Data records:
####
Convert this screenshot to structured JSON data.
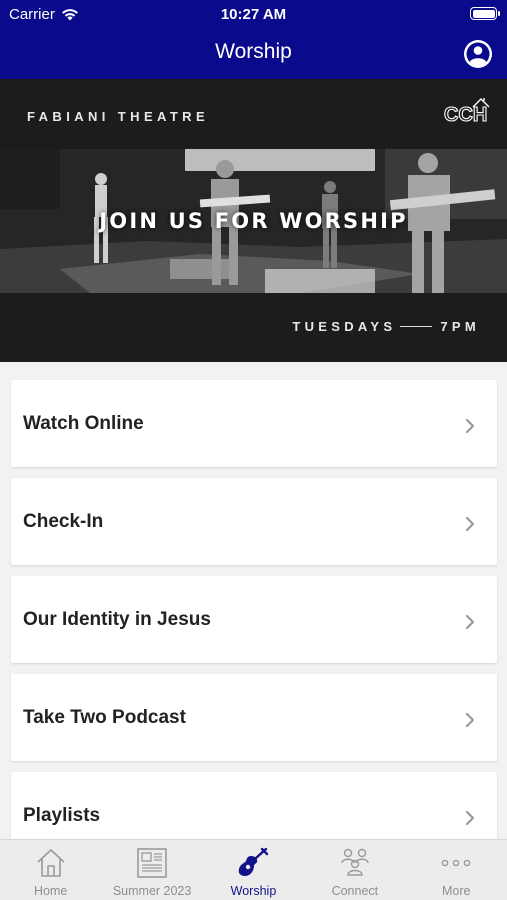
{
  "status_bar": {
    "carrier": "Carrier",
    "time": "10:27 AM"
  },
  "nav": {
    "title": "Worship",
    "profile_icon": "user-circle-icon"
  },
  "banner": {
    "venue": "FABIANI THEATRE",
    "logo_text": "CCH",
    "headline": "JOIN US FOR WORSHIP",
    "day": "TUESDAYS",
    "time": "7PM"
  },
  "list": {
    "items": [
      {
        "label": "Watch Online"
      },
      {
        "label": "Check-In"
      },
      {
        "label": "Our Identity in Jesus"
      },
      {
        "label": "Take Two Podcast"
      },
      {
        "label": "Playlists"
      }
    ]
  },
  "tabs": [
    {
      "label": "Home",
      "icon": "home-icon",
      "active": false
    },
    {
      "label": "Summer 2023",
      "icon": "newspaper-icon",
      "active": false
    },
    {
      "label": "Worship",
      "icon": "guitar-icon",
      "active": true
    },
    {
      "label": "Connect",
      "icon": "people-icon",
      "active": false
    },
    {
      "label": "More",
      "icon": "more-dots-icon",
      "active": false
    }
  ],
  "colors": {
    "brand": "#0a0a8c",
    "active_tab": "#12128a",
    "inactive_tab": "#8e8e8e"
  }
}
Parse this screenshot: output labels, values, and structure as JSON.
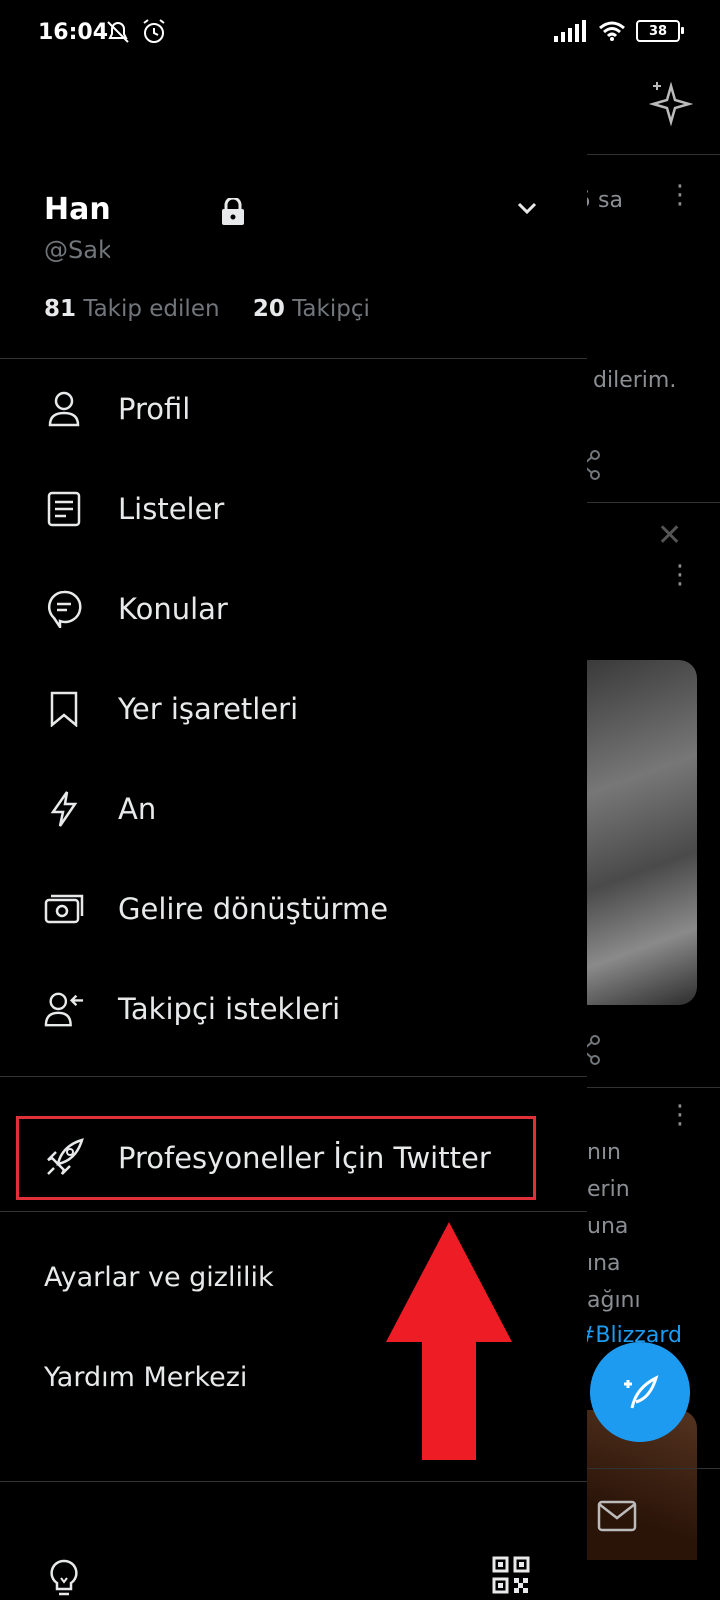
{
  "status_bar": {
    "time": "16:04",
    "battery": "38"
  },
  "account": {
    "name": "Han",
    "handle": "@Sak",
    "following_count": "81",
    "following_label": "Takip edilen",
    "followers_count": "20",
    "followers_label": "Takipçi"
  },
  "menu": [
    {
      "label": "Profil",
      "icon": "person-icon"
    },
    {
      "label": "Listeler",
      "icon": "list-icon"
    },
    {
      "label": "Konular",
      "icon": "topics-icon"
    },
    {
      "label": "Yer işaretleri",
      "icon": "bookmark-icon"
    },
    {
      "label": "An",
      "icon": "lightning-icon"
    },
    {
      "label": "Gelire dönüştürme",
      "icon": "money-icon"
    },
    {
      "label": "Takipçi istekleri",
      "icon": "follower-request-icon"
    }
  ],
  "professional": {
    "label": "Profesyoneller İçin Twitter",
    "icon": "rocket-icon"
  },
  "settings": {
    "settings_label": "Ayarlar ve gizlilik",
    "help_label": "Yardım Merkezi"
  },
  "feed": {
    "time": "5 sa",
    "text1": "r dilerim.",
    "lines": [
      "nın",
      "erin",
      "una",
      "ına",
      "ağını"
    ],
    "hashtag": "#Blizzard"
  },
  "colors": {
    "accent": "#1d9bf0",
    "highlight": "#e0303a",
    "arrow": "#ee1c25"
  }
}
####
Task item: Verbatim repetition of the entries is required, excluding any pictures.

Task solution:
Convert this screenshot to structured JSON data.
{
  "status_bar": {
    "carrier": "Carrier",
    "time": "10:27 AM"
  },
  "nav": {
    "title": "Worship",
    "profile_icon": "user-circle-icon"
  },
  "banner": {
    "venue": "FABIANI THEATRE",
    "logo_text": "CCH",
    "headline": "JOIN US FOR WORSHIP",
    "day": "TUESDAYS",
    "time": "7PM"
  },
  "list": {
    "items": [
      {
        "label": "Watch Online"
      },
      {
        "label": "Check-In"
      },
      {
        "label": "Our Identity in Jesus"
      },
      {
        "label": "Take Two Podcast"
      },
      {
        "label": "Playlists"
      }
    ]
  },
  "tabs": [
    {
      "label": "Home",
      "icon": "home-icon",
      "active": false
    },
    {
      "label": "Summer 2023",
      "icon": "newspaper-icon",
      "active": false
    },
    {
      "label": "Worship",
      "icon": "guitar-icon",
      "active": true
    },
    {
      "label": "Connect",
      "icon": "people-icon",
      "active": false
    },
    {
      "label": "More",
      "icon": "more-dots-icon",
      "active": false
    }
  ],
  "colors": {
    "brand": "#0a0a8c",
    "active_tab": "#12128a",
    "inactive_tab": "#8e8e8e"
  }
}
Parse this screenshot: output labels, values, and structure as JSON.
{
  "status_bar": {
    "time": "16:04",
    "battery": "38"
  },
  "account": {
    "name": "Han",
    "handle": "@Sak",
    "following_count": "81",
    "following_label": "Takip edilen",
    "followers_count": "20",
    "followers_label": "Takipçi"
  },
  "menu": [
    {
      "label": "Profil",
      "icon": "person-icon"
    },
    {
      "label": "Listeler",
      "icon": "list-icon"
    },
    {
      "label": "Konular",
      "icon": "topics-icon"
    },
    {
      "label": "Yer işaretleri",
      "icon": "bookmark-icon"
    },
    {
      "label": "An",
      "icon": "lightning-icon"
    },
    {
      "label": "Gelire dönüştürme",
      "icon": "money-icon"
    },
    {
      "label": "Takipçi istekleri",
      "icon": "follower-request-icon"
    }
  ],
  "professional": {
    "label": "Profesyoneller İçin Twitter",
    "icon": "rocket-icon"
  },
  "settings": {
    "settings_label": "Ayarlar ve gizlilik",
    "help_label": "Yardım Merkezi"
  },
  "feed": {
    "time": "5 sa",
    "text1": "r dilerim.",
    "lines": [
      "nın",
      "erin",
      "una",
      "ına",
      "ağını"
    ],
    "hashtag": "#Blizzard"
  },
  "colors": {
    "accent": "#1d9bf0",
    "highlight": "#e0303a",
    "arrow": "#ee1c25"
  }
}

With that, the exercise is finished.